Author Lisa Guernsey will discuss how electronic media affects young children and how to responsibly incorporate technology into a child’s life in a free public talk today, Oct. 23, at 7 p.m. at the University of Vermont’s Dudley H. Davis Center.  Her one-hour presentation followed by Q&A is free and open to the public. Ms. Guernsey’s book, “Screen Time: How Electronic Media – From Baby Videos to Educational Software – Affects Your Young Child,” will be available for purchase and signing. The event is sponsored by Vermont Humanities Council and held in collaboration with the annual conference of the Vermont Association for the Education of Young Children (VAEYC).

N1501P14012KGeared for parents, childcare providers, early educators and college students, Guernsey’s talk will focus on issues related to screen time in early childhood, and provide guidelines on incorporating technology into a child’s life.

“We promote early literacy and sharing books with young children – and we recognize that screens are here to stay,” said Jan Steinbauer, VHC’s Director of Literacy Programs. “Lisa Guernsey does a wonderful job of presenting the latest research on this issue in everyday language. She advocates for a common sense approach that takes into account the needs of the individual child.
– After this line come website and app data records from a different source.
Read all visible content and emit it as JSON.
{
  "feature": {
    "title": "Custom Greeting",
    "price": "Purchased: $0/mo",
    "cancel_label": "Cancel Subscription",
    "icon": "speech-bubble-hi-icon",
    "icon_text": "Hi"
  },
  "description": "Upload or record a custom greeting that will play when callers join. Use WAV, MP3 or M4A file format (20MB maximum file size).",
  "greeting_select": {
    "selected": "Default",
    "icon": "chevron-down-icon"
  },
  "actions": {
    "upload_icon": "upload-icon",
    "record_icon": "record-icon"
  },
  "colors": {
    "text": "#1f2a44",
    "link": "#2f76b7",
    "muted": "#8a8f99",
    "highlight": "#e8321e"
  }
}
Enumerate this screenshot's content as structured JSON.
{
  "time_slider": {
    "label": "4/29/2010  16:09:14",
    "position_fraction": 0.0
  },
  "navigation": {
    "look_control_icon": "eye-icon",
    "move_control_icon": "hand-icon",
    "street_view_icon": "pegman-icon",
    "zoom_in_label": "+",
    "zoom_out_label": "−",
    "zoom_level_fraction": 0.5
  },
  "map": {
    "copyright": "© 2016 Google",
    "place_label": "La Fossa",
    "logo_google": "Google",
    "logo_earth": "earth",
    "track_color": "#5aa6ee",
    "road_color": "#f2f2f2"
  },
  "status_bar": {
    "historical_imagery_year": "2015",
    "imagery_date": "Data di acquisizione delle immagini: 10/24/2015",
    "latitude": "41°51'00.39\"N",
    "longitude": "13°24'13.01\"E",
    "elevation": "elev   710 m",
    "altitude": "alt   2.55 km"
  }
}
We are thrilled to bring Lisa to Vermont and help shine a light on this important and timely issue.”

The American Academy of Pediatrics recommends that television and other media be limited to one to two hours a day for children and avoided entirely for infants and children under age two. Yet screens surround us every day. VHC offers this event to help parents, educators and caregivers learn to navigate the sometimes confusing world of technology.

Guernsey advocates for developing a “booksplus” view of children’s learning environment, in which books remain critically important, especially for early literacy skills, but where children also have chances to learn from and engage with multimedia of all kinds.
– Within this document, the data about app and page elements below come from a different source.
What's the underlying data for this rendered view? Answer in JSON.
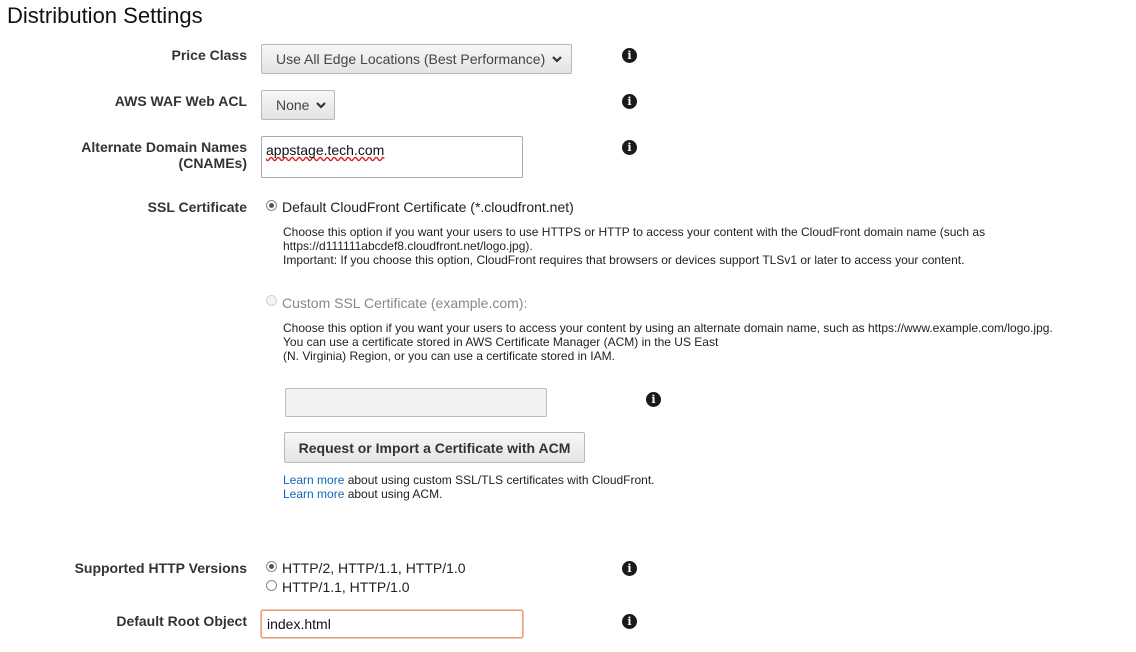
{
  "section_title": "Distribution Settings",
  "price_class": {
    "label": "Price Class",
    "value": "Use All Edge Locations (Best Performance)"
  },
  "waf": {
    "label": "AWS WAF Web ACL",
    "value": "None"
  },
  "cnames": {
    "label_line1": "Alternate Domain Names",
    "label_line2": "(CNAMEs)",
    "value": "appstage.tech.com"
  },
  "ssl": {
    "label": "SSL Certificate",
    "default_option": "Default CloudFront Certificate (*.cloudfront.net)",
    "default_desc_line1": "Choose this option if you want your users to use HTTPS or HTTP to access your content with the CloudFront domain name (such as",
    "default_desc_line2": "https://d111111abcdef8.cloudfront.net/logo.jpg).",
    "default_desc_line3": "Important: If you choose this option, CloudFront requires that browsers or devices support TLSv1 or later to access your content.",
    "custom_option": "Custom SSL Certificate (example.com):",
    "custom_desc_line1": "Choose this option if you want your users to access your content by using an alternate domain name, such as https://www.example.com/logo.jpg.",
    "custom_desc_line2": "You can use a certificate stored in AWS Certificate Manager (ACM) in the US East",
    "custom_desc_line3": "(N. Virginia) Region, or you can use a certificate stored in IAM.",
    "acm_button": "Request or Import a Certificate with ACM",
    "learn_more_1_link": "Learn more",
    "learn_more_1_text": " about using custom SSL/TLS certificates with CloudFront.",
    "learn_more_2_link": "Learn more",
    "learn_more_2_text": " about using ACM."
  },
  "http_versions": {
    "label": "Supported HTTP Versions",
    "option1": "HTTP/2, HTTP/1.1, HTTP/1.0",
    "option2": "HTTP/1.1, HTTP/1.0"
  },
  "root_object": {
    "label": "Default Root Object",
    "value": "index.html"
  },
  "icons": {
    "info": "info-icon",
    "chevron": "chevron-down-icon"
  }
}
She is director of the Early Education Initiative at the New America Foundation, a non-partisan think tank in Washington D.C., which focuses on policies to promote a high-quality continuum of learning for young children from birth to age 8. Learn more at lisaguernsey.com and earlyed.newamerica.net.